▶ [DATASET RECORDS]:
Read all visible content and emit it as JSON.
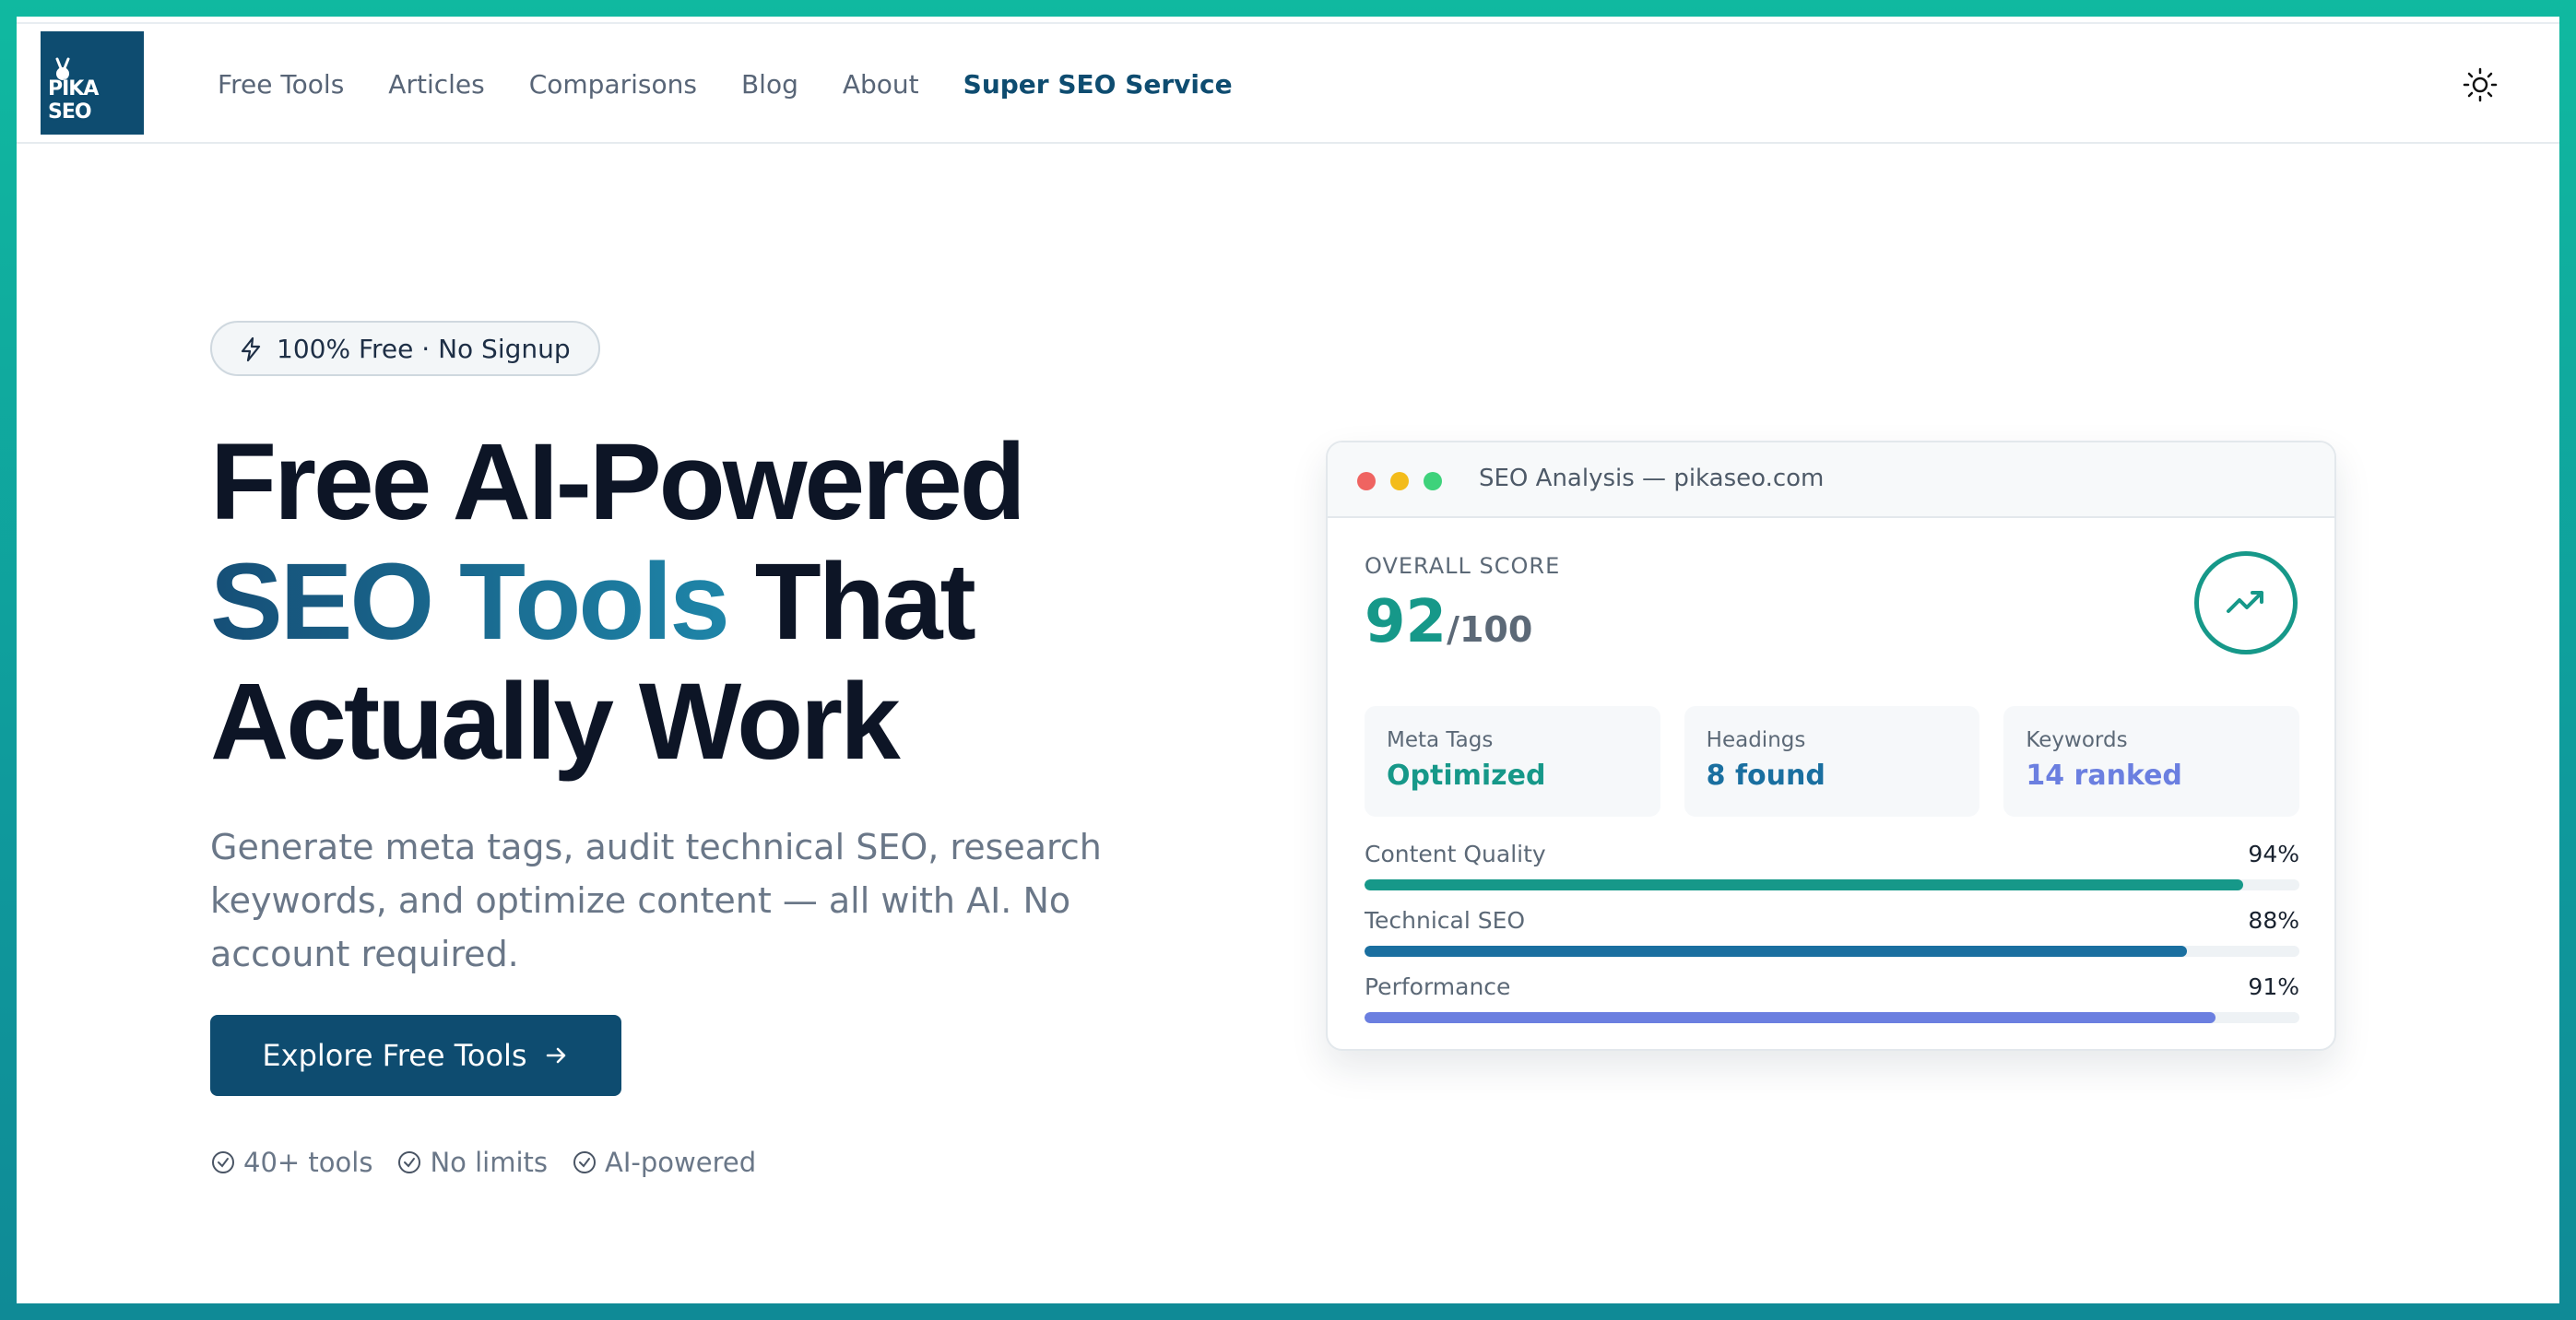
{
  "brand": {
    "logo_text": "PIKA SEO"
  },
  "nav": {
    "items": [
      {
        "label": "Free Tools"
      },
      {
        "label": "Articles"
      },
      {
        "label": "Comparisons"
      },
      {
        "label": "Blog"
      },
      {
        "label": "About"
      },
      {
        "label": "Super SEO Service"
      }
    ],
    "theme_icon": "sun-icon"
  },
  "hero": {
    "badge": "100% Free · No Signup",
    "headline_line1": "Free AI-Powered",
    "headline_highlight": "SEO Tools",
    "headline_line2_rest": " That",
    "headline_line3": "Actually Work",
    "subtext": "Generate meta tags, audit technical SEO, research keywords, and optimize content — all with AI. No account required.",
    "cta_label": "Explore Free Tools",
    "features": [
      {
        "label": "40+ tools"
      },
      {
        "label": "No limits"
      },
      {
        "label": "AI-powered"
      }
    ]
  },
  "card": {
    "title": "SEO Analysis — pikaseo.com",
    "score_label": "OVERALL SCORE",
    "score_value": "92",
    "score_max": "/100",
    "metrics": [
      {
        "label": "Meta Tags",
        "value": "Optimized",
        "color": "#169889"
      },
      {
        "label": "Headings",
        "value": "8 found",
        "color": "#1a6fa0"
      },
      {
        "label": "Keywords",
        "value": "14 ranked",
        "color": "#6b7fe0"
      }
    ],
    "bars": [
      {
        "label": "Content Quality",
        "pct_label": "94%",
        "value": 94,
        "color": "#169889"
      },
      {
        "label": "Technical SEO",
        "pct_label": "88%",
        "value": 88,
        "color": "#1a6fa0"
      },
      {
        "label": "Performance",
        "pct_label": "91%",
        "value": 91,
        "color": "#6b7fe0"
      }
    ]
  },
  "colors": {
    "primary": "#0e4c70",
    "teal": "#169889",
    "blue": "#1a6fa0",
    "indigo": "#6b7fe0"
  }
}
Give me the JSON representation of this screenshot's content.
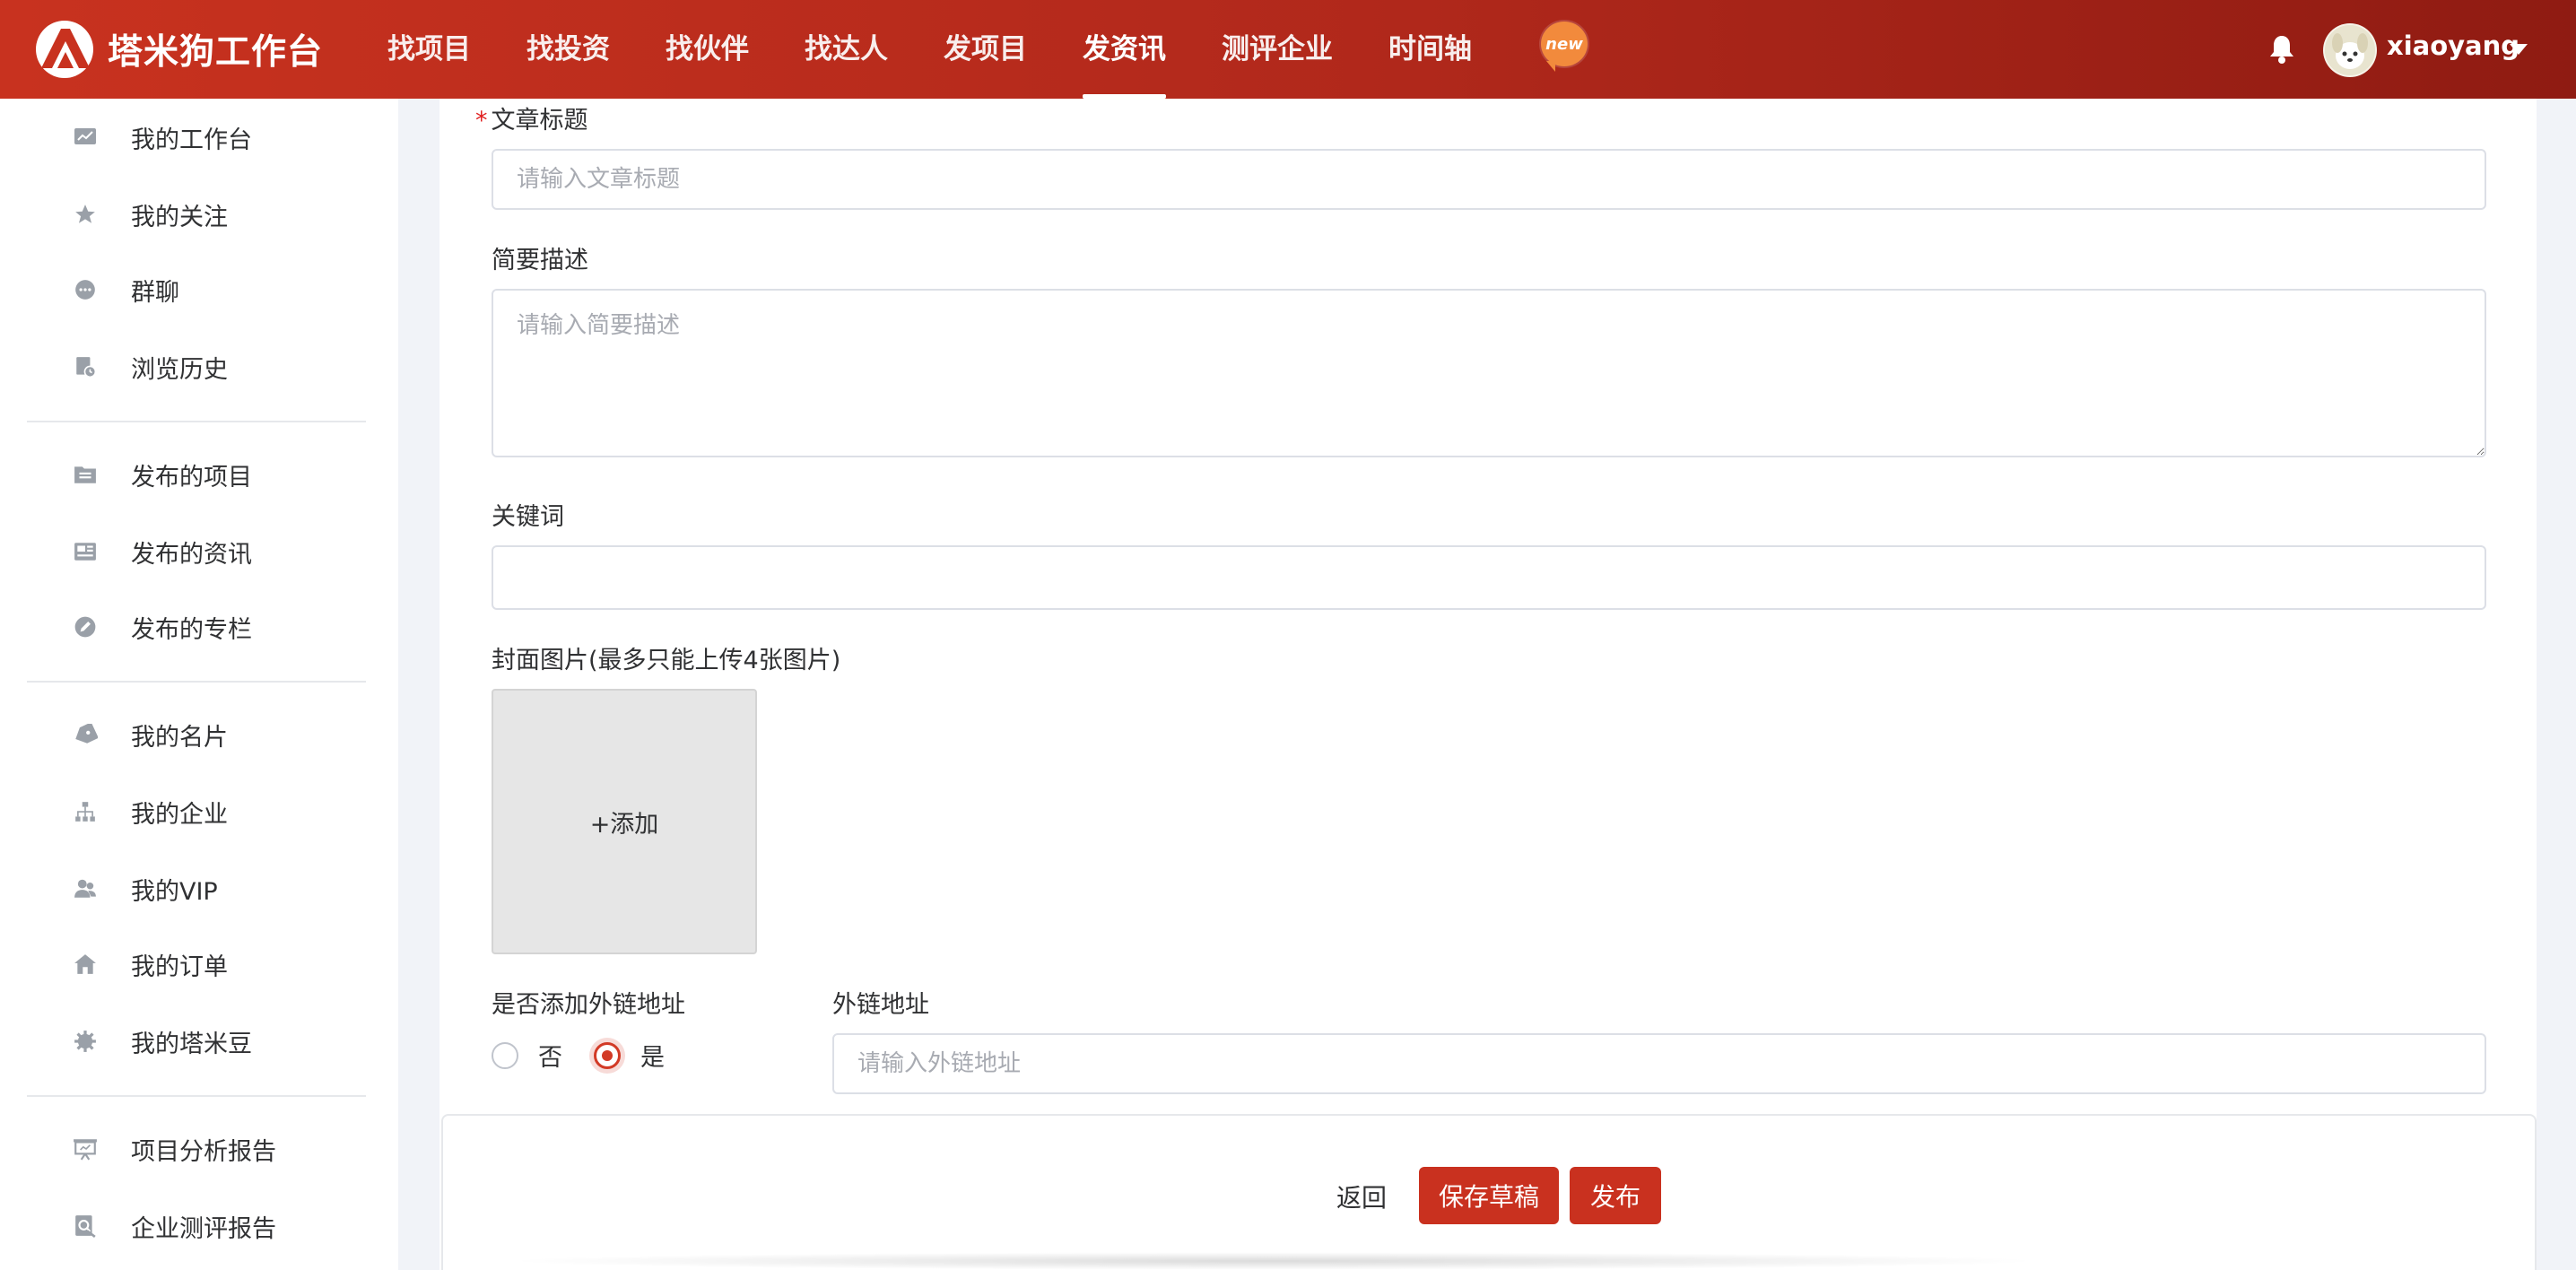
{
  "brand": {
    "name": "塔米狗工作台"
  },
  "nav": {
    "items": [
      "找项目",
      "找投资",
      "找伙伴",
      "找达人",
      "发项目",
      "发资讯",
      "测评企业",
      "时间轴"
    ],
    "active": "发资讯",
    "new_badge": "new"
  },
  "user": {
    "name": "xiaoyang"
  },
  "sidebar": {
    "groups": [
      [
        {
          "label": "我的工作台",
          "icon": "chart-icon"
        },
        {
          "label": "我的关注",
          "icon": "star-icon"
        },
        {
          "label": "群聊",
          "icon": "chat-icon"
        },
        {
          "label": "浏览历史",
          "icon": "history-icon"
        }
      ],
      [
        {
          "label": "发布的项目",
          "icon": "folder-list-icon"
        },
        {
          "label": "发布的资讯",
          "icon": "news-icon"
        },
        {
          "label": "发布的专栏",
          "icon": "pen-circle-icon"
        }
      ],
      [
        {
          "label": "我的名片",
          "icon": "tag-icon"
        },
        {
          "label": "我的企业",
          "icon": "org-chart-icon"
        },
        {
          "label": "我的VIP",
          "icon": "users-icon"
        },
        {
          "label": "我的订单",
          "icon": "home-icon"
        },
        {
          "label": "我的塔米豆",
          "icon": "gear-icon"
        }
      ],
      [
        {
          "label": "项目分析报告",
          "icon": "presentation-icon"
        },
        {
          "label": "企业测评报告",
          "icon": "report-search-icon"
        }
      ]
    ]
  },
  "form": {
    "title_label": "文章标题",
    "title_required_mark": "*",
    "title_placeholder": "请输入文章标题",
    "title_value": "",
    "desc_label": "简要描述",
    "desc_placeholder": "请输入简要描述",
    "desc_value": "",
    "keywords_label": "关键词",
    "keywords_value": "",
    "cover_label": "封面图片(最多只能上传4张图片)",
    "cover_add": "+添加",
    "link_toggle_label": "是否添加外链地址",
    "link_options": [
      "否",
      "是"
    ],
    "link_selected": "是",
    "link_label": "外链地址",
    "link_placeholder": "请输入外链地址",
    "link_value": ""
  },
  "actions": {
    "back": "返回",
    "save_draft": "保存草稿",
    "publish": "发布"
  },
  "colors": {
    "primary": "#c9311f",
    "topbar_start": "#c8321f",
    "topbar_end": "#8f1b12",
    "badge": "#f28a3c"
  }
}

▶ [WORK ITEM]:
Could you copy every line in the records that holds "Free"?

▶ [WRITTEN REPLY]:
        "label": "Free Tools"
    "badge": "100% Free · No Signup",
    "headline_line1": "Free AI-Powered",
    "cta_label": "Explore Free Tools",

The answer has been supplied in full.